I've got a serious problem when trying to analyse the data of my psychological experiment. Here are the details of the experiment:
In each trial, subjects were presented with lateralized colored circles. They had to press a right button when the circle was red, or a left button when the circle was blue. The compatibility condition determines if the location of the circle and the side of the response correspond (compatible) or not (incompatible). The saturation of the colors were also manipulated (6 saturation levels: 15, 25, 35, 45, 60, 80%).

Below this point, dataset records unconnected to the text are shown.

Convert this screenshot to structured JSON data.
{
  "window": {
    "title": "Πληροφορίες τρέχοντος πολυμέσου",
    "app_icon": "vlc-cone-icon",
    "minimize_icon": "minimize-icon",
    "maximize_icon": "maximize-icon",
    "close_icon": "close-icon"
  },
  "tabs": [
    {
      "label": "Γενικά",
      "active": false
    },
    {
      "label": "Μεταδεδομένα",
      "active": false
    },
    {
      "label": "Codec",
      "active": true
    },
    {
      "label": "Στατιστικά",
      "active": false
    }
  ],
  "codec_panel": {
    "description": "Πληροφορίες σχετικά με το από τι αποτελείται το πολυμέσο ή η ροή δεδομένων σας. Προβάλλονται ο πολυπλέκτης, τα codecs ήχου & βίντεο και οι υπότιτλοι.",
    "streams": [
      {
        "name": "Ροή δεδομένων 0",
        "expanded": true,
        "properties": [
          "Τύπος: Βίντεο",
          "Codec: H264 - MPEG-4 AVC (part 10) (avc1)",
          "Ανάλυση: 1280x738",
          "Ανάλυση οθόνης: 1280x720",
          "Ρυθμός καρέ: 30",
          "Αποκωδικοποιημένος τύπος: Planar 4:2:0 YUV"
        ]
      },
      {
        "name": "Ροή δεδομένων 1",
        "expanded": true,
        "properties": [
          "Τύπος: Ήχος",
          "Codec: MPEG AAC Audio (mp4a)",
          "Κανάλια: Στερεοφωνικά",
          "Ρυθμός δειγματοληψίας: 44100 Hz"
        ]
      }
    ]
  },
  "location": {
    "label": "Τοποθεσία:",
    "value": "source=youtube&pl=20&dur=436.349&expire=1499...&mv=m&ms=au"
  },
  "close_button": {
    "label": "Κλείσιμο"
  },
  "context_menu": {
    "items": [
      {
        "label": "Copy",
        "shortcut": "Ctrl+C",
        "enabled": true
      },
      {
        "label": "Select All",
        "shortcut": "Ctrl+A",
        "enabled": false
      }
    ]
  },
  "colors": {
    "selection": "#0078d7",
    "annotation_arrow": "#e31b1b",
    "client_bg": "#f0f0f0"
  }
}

So I used a 2 (compatibility condition: compatible, incompatible) x 6 (color saturation level: 15, 25, 35, 45, 60, 80%) within-subjects design. 13 subjects participated in the experiment. For each subject, there were 224 observations per experimental condition. I would like to analyse the relation between the mean and variance of each experimental condition for each individual. Classicaly, the relation is linear, leading to very high correlations for each subject (r > .85).
However, in my experiment, the r values range from 0.15 to 0.95 with a mean of 0.56. The majority of subjects shows an r < .75 (11 out of 13 subjects), which is far from the traditional finding (> .85). So I decided to switch to an other analysis. I think that the data is better described by two regression lines: one for each compatibility condition (but this is just a graphical feeling). My guess is to perform an ANCOVA for each subject with std as the dependant variable, mean as covariate and compatibility as factor. But I don't know if it is the right analysis, and if it could be considered as a within-subjects ANCOVA.
Any help would be appreciated!